Orthopedic surgeon and shoulder specialist Dr. Paul Hovis has extensive experience in the diagnosis and treatment of frozen shoulder. He sees patients from all over the world at the Arizona Center for Hand Surgery, as their only shoulder specialist, with locations in Phoenix, the Northwest Valley, and Mesa, Arizona. Contact the Arizona Center for Hand Surgery to schedule an in-person or remote consultation today.
Frozen shoulder is characterized by a tight shoulder capsule and the development of stiff bands of tissues called adhesions. In many cases, the joint itself also has less synovial fluid. The tell-tale symptom of frozen shoulder is the inability to move your shoulder, either on your own or with someone else’s help. The condition develops in three stages: freezing, frozen, and thawing.
Freezing is the first stage, which typically lasts anywhere from six weeks to nine months, and is defined by the slow onset of pain. As the pain worsens, your shoulder loses range of motion.
During the frozen second stage, which typically lasts anywhere from 4-6 months, pain may improve, but usually stiffness remains.
In thawing, the final stage, which may last anywhere from six months to two years, shoulder motion returns slowly until you regain normal range of motion and strength.
Roughly 2% of the population is impaired by frozen shoulder at any given time. Medical professionals aren’t exactly sure why frozen shoulder happens to some people, but there are a variety of factors that can increase your risk of developing the condition. They include:
Frozen shoulder affects both genders, but is more common in women than in men.
Frozen shoulder is more prevalent in adults over the age of 40.
Prolonged immobility or reduced mobility of the shoulder joint, as can happen with a broken arm or rotator cuff injury, or following a stroke or surgery, can increase the risk of frozen shoulder.
Those with diabetes, heart disease, Parkinson’s, tuberculosis, and thyroid conditions are also more prone to frozen shoulder.
Any time you have pain and stiffness in your shoulder that lingers, it’s important to see your doctor to get a proper diagnosis. Initial frozen shoulder treatment is designed to reduce inflammation, alleviate pain, and gradually restore motion and function.
Heat, anti-inflammatory medications, and corticosteroid injections may provide relief. Supervised physical therapy that includes gentle, passive stretching exercises can also be beneficial.
If an extended course of rehabilitation doesn’t help, you may consider surgical intervention. At the Arizona Center for Hand Surgery, the preferred surgical treatment for frozen shoulder is arthroscopic capsular release.
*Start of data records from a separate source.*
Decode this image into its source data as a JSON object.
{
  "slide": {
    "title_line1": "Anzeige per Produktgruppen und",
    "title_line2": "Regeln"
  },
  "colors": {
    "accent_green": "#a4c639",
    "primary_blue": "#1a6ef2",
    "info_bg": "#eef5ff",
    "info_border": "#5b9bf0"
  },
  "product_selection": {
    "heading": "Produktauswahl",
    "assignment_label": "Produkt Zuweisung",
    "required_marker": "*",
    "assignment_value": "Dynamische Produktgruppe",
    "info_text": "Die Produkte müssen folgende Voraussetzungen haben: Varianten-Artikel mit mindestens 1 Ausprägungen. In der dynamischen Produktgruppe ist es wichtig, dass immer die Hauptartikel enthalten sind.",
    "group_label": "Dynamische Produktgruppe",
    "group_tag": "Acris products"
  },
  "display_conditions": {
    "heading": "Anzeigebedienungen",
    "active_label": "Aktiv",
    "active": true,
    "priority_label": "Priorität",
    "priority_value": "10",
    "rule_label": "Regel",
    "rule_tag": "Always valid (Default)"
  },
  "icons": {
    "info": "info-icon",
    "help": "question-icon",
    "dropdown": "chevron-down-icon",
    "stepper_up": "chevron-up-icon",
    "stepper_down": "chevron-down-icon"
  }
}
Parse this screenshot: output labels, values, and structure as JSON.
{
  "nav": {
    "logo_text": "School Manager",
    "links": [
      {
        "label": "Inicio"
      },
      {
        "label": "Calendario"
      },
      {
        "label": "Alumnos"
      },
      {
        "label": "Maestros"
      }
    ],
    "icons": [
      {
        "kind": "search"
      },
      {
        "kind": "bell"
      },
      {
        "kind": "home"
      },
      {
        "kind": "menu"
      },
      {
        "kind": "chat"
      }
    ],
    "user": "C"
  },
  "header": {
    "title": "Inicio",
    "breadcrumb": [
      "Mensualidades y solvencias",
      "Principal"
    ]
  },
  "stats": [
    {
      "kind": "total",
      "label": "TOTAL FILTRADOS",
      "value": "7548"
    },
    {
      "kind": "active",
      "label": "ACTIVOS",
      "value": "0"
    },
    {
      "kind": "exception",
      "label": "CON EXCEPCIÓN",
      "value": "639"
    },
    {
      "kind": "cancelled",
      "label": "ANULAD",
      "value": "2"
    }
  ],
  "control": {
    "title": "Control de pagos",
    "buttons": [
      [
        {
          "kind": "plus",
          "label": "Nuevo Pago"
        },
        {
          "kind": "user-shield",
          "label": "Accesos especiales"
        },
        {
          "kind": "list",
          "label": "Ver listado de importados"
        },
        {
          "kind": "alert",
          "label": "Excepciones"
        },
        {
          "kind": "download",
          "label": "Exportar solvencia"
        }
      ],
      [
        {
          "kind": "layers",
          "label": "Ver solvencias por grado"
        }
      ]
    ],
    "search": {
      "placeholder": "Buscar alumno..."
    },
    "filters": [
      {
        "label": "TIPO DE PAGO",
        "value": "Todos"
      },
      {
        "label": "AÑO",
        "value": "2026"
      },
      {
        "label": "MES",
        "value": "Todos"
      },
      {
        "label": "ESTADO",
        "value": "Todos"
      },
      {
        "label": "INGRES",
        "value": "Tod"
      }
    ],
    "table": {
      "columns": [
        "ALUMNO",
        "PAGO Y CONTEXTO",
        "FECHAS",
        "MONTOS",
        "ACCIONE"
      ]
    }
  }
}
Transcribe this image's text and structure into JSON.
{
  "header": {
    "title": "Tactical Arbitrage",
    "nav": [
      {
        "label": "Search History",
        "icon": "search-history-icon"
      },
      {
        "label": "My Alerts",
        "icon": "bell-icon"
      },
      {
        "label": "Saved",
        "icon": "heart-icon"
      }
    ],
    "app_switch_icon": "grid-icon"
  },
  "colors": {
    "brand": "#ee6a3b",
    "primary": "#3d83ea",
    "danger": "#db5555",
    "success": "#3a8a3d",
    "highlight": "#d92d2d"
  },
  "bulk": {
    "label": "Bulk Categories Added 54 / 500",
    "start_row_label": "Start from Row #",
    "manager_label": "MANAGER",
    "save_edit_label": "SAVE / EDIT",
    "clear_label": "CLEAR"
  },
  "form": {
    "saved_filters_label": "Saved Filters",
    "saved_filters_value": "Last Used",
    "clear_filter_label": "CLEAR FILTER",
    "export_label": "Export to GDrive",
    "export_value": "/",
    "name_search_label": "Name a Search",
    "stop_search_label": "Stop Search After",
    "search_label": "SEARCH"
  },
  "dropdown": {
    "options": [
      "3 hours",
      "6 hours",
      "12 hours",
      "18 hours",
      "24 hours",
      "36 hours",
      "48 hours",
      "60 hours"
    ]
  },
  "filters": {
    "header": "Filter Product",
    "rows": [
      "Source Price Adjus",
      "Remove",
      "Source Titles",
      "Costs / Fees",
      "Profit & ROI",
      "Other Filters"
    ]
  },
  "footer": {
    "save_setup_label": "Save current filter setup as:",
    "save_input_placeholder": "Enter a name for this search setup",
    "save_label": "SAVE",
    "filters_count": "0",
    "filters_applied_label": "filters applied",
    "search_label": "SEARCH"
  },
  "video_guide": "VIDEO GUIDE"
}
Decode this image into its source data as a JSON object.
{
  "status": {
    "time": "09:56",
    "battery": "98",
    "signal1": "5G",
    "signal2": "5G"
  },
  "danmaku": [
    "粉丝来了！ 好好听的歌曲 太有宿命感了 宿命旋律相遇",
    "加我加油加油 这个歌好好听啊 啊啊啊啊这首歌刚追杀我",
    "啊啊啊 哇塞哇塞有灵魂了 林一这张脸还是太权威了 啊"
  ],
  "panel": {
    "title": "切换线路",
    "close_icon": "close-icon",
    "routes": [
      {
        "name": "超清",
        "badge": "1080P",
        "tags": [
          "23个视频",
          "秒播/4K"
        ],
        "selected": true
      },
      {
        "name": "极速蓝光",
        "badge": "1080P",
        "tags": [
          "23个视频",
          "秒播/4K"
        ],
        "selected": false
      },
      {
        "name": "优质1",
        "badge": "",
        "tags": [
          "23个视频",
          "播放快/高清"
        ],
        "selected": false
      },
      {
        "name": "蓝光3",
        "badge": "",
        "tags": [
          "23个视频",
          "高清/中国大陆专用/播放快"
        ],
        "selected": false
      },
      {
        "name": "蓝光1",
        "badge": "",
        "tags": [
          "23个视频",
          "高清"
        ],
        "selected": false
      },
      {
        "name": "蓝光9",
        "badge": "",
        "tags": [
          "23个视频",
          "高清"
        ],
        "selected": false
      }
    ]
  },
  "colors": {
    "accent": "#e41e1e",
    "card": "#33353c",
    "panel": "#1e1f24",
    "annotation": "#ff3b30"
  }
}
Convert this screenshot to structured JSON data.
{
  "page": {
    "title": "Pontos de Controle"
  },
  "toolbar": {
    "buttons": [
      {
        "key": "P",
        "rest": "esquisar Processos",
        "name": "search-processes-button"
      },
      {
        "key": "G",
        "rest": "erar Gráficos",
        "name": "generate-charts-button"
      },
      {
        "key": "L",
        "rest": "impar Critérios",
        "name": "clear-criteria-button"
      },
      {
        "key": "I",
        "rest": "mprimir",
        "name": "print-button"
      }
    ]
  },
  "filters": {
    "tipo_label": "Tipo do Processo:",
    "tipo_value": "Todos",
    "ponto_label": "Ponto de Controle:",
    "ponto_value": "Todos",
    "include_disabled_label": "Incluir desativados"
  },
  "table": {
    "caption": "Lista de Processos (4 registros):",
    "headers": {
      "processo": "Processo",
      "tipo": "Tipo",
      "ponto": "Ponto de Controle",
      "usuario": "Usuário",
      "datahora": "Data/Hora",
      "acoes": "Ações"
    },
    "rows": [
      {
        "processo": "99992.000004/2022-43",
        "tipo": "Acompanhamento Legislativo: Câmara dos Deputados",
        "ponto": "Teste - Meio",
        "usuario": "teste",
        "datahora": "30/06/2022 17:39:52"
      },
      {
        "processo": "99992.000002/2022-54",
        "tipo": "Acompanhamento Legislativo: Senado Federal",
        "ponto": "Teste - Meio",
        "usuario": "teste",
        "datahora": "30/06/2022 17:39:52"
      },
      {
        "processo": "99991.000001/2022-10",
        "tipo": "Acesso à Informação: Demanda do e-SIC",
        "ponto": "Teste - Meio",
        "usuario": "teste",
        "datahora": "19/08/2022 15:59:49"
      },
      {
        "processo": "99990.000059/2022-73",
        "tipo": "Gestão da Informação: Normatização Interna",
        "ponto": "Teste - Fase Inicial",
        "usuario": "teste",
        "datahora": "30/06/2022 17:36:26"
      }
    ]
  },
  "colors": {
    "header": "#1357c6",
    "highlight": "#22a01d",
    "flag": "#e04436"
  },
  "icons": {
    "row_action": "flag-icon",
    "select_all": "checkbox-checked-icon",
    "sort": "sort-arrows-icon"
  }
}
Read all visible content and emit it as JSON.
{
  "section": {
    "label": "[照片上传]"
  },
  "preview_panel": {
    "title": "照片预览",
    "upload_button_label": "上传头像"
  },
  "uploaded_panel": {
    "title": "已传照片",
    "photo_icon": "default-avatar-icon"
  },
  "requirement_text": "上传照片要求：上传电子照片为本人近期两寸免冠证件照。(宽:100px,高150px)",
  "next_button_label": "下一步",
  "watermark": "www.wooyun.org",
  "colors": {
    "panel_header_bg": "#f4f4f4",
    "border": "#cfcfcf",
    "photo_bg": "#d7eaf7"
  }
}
Arthroscopy allows Dr. Hovis to thoroughly evaluate your shoulder to ensure that he addresses all contributing factors for pain and stiffness.
Because the capsule is most often the structure responsible for the stiffness, arthroscopic surgery enables Dr. Hovis to precisely release only this tissue, minimizing the risk of injury to healthy tissue.
If you suffer from the symptoms of frozen shoulder, contact the Arizona Center for Hand to Shoulder Surgery for an in-person or remote consultation with Dr. Hovis today.